- 5Laboratoire de Météorologie Physique, UMR 6016, Université Blaise Pascal, Clermont Ferrand, France
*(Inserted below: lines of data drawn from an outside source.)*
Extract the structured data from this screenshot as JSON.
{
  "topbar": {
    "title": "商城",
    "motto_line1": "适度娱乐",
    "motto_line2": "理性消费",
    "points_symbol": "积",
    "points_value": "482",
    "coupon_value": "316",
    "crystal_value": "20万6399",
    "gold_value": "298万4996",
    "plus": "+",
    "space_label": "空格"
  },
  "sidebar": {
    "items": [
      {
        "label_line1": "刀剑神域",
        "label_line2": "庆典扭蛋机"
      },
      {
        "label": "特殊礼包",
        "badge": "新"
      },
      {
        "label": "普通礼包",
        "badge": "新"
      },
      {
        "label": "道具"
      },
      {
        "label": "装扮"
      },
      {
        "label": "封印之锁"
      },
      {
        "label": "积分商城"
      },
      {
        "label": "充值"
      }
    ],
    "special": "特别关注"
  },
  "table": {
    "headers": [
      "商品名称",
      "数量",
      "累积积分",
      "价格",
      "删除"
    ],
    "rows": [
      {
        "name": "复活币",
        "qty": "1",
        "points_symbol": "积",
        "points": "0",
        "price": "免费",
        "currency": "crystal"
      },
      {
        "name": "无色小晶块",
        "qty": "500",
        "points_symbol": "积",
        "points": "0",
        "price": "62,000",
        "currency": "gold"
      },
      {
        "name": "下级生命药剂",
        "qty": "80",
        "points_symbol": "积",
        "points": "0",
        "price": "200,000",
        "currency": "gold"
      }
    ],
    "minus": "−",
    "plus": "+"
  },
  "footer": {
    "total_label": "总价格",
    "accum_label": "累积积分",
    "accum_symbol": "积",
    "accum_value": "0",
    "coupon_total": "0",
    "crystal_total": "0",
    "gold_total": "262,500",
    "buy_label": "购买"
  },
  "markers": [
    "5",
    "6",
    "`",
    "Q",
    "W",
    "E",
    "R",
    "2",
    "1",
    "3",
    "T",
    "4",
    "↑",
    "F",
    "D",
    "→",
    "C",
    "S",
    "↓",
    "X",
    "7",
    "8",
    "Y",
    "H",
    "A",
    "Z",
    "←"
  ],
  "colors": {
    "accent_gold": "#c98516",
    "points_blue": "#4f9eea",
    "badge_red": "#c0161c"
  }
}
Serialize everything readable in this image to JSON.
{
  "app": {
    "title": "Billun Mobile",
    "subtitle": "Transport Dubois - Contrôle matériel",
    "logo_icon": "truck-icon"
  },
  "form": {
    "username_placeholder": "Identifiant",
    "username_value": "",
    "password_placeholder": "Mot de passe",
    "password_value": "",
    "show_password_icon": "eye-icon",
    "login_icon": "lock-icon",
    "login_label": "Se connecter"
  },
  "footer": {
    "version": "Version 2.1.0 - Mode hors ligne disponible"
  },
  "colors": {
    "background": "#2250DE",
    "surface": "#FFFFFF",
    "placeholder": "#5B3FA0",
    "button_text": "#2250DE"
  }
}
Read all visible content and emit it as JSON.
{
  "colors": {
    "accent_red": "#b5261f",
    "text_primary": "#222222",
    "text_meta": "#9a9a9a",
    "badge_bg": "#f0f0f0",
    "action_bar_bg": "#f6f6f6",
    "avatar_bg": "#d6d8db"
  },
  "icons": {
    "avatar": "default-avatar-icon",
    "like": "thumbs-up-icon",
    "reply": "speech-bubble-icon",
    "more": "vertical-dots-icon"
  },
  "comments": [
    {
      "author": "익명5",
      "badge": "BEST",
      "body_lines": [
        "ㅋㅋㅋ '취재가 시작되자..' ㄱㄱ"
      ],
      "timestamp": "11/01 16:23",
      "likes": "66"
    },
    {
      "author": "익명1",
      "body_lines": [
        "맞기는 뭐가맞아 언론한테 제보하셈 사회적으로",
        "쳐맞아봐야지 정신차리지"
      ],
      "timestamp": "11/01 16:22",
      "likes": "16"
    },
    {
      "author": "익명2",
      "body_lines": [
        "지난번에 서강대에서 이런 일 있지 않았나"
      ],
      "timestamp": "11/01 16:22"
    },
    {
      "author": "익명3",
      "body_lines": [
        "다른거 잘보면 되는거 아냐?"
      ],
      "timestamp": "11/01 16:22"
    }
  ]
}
Abstract. In a context of global climate change, the understanding of the radiative role of clouds is crucial. On average, ice clouds such as cirrus have a significant positive radiative effect, but under some conditions the effect may be negative. However, many uncertainties remain regarding the role of ice clouds on Earth's radiative budget and in a changing climate. Global satellite observations are particularly well suited to monitoring clouds, retrieving their characteristics and inferring their radiative impact. To retrieve ice cloud properties (optical thickness and ice crystal effective size), current operational algorithms assume that each pixel of the observed scene is plane-parallel and homogeneous, and that there is no radiative connection between neighboring pixels. Yet these retrieval assumptions are far from accurate, as real radiative transfer is 3-D. This leads to the plane-parallel and homogeneous bias (PPHB) plus the independent pixel approximation bias (IPAB), which impacts both the estimation of top-of-the-atmosphere (TOA) radiation and the retrievals. An important factor that determines the impact of these assumptions is the sensor spatial resolution. High-spatial-resolution pixels can better represent cloud variability (low PPHB), but the radiative path through the cloud can involve many pixels (high IPAB). In contrast, low-spatial-resolution pixels poorly represent the cloud variability (high PPHB), but the radiation is better contained within the pixel field of view (low IPAB). In addition, the solar and viewing geometry (as well as cloud optical properties) can modulate the magnitude of the PPHB and IPAB. In this, Part II of our study, we simulate TOA 0.86 and 2.13 µm solar reflectances over a cirrus uncinus scene produced by the 3DCLOUD model. Then, 3-D radiative transfer simulations are performed with the 3DMCPOL code at spatial resolutions ranging from 50 m to 10 km, for 12 viewing geometries and nine solar geometries. It is found that, for simulated nadir observations taken at resolution higher than 2.5 km, horizontal radiation transport (HRT) dominates biases between 3-D and 1-D reflectance calculations, but these biases are mitigated by the side illumination and shadowing effects for off-zenith solar geometries. At resolutions coarser than 2.5 km, PPHB dominates. For off-nadir observations at resolutions higher than 2.5 km, the effect that we call THEAB (tilted and homogeneous extinction approximation bias) due to the oblique line of sight passing through many cloud columns contributes to a large increase of the reflectances, but 3-D radiative effects such as shadowing and side illumination for oblique Sun are also important. At resolutions coarser than 2.5 km, the PPHB is again the dominant effect. The magnitude and resolution dependence of PPHB and IPAB is very different for visible, near-infrared and shortwave infrared channels compared with the thermal infrared channels discussed in Part I of this study. The contrast of 3-D radiative effects between solar and thermal infrared channels may be a significant issue for retrieval techniques that simultaneously use radiative measurements across a wide range of solar reflectance and infrared wavelengths.